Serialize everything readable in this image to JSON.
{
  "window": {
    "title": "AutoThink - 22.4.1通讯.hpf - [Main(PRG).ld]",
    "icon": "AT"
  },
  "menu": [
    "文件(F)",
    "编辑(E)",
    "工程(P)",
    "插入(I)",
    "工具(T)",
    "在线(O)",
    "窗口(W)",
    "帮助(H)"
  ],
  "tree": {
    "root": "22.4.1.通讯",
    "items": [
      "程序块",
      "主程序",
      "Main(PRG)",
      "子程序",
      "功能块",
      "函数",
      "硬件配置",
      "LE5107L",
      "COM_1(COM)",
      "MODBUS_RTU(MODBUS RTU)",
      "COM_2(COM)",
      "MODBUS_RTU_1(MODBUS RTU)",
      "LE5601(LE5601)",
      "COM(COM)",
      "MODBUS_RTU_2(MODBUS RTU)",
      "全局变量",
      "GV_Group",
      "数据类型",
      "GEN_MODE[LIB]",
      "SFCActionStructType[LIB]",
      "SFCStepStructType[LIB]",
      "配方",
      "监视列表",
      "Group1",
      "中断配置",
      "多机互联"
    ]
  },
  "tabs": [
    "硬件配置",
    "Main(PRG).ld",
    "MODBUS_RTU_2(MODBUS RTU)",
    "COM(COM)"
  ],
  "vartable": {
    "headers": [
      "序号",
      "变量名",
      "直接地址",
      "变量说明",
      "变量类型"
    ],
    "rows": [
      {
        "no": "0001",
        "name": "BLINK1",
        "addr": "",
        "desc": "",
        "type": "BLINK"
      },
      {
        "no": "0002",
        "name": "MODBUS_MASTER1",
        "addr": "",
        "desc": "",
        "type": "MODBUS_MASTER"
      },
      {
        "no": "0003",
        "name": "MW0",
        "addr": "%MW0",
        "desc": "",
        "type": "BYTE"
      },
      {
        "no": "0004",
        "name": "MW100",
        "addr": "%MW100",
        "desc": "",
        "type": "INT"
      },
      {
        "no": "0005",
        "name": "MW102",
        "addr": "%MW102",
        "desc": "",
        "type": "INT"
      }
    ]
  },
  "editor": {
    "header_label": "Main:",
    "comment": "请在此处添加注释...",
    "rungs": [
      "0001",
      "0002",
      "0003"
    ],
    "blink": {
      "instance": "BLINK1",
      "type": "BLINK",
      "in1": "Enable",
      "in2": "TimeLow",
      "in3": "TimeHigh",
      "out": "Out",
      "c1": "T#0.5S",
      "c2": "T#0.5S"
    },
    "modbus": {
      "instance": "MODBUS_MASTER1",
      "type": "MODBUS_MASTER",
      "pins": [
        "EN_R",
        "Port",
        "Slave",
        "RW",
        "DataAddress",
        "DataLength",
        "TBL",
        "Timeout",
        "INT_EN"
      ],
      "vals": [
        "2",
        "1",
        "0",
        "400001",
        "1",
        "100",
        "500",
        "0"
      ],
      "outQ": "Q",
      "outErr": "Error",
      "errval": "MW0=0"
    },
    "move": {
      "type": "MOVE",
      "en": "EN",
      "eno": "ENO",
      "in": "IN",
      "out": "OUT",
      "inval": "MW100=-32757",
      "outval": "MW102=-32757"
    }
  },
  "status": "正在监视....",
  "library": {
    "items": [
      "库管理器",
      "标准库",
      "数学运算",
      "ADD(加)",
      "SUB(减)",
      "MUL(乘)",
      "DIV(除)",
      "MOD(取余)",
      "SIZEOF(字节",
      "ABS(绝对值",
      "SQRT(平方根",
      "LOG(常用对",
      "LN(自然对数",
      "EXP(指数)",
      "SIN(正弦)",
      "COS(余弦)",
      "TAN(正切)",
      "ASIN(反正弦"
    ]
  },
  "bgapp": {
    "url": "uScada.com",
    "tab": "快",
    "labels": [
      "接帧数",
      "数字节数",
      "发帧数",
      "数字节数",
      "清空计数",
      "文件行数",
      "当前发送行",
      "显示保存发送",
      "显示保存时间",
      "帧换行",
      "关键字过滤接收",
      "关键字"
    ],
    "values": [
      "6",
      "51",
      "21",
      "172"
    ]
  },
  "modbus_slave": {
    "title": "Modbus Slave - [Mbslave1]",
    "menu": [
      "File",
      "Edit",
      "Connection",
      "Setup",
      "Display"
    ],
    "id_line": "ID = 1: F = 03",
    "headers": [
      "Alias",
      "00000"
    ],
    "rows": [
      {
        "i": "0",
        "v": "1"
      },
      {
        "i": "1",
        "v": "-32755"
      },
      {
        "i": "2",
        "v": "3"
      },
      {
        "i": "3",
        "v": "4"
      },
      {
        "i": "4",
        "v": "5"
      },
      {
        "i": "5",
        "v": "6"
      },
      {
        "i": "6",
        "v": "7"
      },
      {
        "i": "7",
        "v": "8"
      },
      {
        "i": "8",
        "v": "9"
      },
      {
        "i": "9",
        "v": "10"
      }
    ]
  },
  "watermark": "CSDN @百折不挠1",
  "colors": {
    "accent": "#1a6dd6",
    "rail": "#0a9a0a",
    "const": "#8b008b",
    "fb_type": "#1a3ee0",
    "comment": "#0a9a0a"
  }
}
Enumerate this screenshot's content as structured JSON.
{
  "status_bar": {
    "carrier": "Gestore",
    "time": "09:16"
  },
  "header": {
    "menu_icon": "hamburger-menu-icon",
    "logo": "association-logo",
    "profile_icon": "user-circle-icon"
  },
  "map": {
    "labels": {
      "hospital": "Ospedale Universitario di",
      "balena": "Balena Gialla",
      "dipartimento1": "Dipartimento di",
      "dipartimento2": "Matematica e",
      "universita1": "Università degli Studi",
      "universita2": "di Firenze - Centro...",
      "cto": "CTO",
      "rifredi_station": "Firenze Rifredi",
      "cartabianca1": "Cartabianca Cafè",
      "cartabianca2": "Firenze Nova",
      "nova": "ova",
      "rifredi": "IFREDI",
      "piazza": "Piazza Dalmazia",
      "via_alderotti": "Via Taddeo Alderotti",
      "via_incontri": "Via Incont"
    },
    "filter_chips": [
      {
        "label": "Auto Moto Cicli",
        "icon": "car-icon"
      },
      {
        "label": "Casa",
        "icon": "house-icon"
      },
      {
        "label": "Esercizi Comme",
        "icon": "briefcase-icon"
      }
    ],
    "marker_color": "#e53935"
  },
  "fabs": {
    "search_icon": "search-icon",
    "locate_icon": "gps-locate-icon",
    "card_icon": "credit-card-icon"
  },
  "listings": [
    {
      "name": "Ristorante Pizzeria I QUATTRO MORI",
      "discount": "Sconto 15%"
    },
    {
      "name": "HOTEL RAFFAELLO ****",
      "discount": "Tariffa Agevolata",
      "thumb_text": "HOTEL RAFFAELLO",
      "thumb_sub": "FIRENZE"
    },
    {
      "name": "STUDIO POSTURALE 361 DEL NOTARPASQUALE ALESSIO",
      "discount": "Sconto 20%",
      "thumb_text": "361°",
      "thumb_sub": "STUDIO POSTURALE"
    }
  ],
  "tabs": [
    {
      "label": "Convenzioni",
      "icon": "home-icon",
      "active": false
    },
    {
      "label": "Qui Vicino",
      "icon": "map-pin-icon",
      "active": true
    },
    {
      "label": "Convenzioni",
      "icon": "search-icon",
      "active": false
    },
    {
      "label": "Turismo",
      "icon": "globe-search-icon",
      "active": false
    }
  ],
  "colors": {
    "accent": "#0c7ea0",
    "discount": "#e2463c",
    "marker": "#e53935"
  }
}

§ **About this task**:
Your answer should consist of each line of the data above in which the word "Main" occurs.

§ **Exercise output**:
    "title": "AutoThink - 22.4.1通讯.hpf - [Main(PRG).ld]",
      "Main(PRG)",
    "Main(PRG).ld",
    "header_label": "Main:",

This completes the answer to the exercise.